:: Work order ::
The answer should be each line from the entries below that has the word "icon" in it.

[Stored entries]

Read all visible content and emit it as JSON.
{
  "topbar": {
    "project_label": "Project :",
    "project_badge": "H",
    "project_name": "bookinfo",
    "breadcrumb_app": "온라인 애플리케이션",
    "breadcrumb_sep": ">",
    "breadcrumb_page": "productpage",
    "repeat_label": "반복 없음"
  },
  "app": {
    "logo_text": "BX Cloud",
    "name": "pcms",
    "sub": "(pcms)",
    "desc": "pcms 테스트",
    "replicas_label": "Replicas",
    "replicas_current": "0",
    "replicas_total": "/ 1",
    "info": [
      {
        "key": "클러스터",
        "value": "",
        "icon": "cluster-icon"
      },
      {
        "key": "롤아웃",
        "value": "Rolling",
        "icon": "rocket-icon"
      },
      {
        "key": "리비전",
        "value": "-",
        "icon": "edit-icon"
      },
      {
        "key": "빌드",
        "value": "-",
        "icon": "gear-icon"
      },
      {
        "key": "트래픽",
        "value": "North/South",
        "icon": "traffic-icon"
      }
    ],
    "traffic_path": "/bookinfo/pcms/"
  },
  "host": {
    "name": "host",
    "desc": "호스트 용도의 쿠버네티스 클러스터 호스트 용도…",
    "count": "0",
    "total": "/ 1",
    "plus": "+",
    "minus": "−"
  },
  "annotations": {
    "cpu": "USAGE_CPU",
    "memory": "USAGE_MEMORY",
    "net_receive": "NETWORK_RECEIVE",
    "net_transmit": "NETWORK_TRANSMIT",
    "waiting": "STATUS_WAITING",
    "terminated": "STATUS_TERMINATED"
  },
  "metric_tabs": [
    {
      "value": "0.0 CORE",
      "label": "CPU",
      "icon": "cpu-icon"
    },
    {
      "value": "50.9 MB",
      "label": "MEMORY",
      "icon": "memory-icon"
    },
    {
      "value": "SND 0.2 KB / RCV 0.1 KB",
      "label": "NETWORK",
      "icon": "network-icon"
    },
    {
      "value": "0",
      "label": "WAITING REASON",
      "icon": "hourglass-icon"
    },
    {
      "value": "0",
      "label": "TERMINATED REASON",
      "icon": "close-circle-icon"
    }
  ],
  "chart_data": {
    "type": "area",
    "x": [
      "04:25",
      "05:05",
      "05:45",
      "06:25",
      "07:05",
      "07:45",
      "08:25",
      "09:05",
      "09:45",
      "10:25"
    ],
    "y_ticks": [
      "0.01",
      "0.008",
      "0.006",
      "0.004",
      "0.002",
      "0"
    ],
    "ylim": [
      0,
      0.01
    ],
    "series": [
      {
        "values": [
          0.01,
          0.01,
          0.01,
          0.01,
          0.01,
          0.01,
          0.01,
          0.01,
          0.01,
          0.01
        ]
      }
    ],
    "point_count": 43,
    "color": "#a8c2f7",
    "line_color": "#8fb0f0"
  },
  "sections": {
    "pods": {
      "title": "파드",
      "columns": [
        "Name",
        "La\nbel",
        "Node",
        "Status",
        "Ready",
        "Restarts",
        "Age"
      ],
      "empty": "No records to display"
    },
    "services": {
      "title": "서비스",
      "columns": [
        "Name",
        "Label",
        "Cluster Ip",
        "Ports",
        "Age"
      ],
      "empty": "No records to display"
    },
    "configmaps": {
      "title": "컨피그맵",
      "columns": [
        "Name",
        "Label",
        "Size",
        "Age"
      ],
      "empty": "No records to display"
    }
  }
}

:: Solution to this task ::
        "icon": "cluster-icon"
        "icon": "rocket-icon"
        "icon": "edit-icon"
        "icon": "gear-icon"
        "icon": "traffic-icon"
      "icon": "cpu-icon"
      "icon": "memory-icon"
      "icon": "network-icon"
      "icon": "hourglass-icon"
      "icon": "close-circle-icon"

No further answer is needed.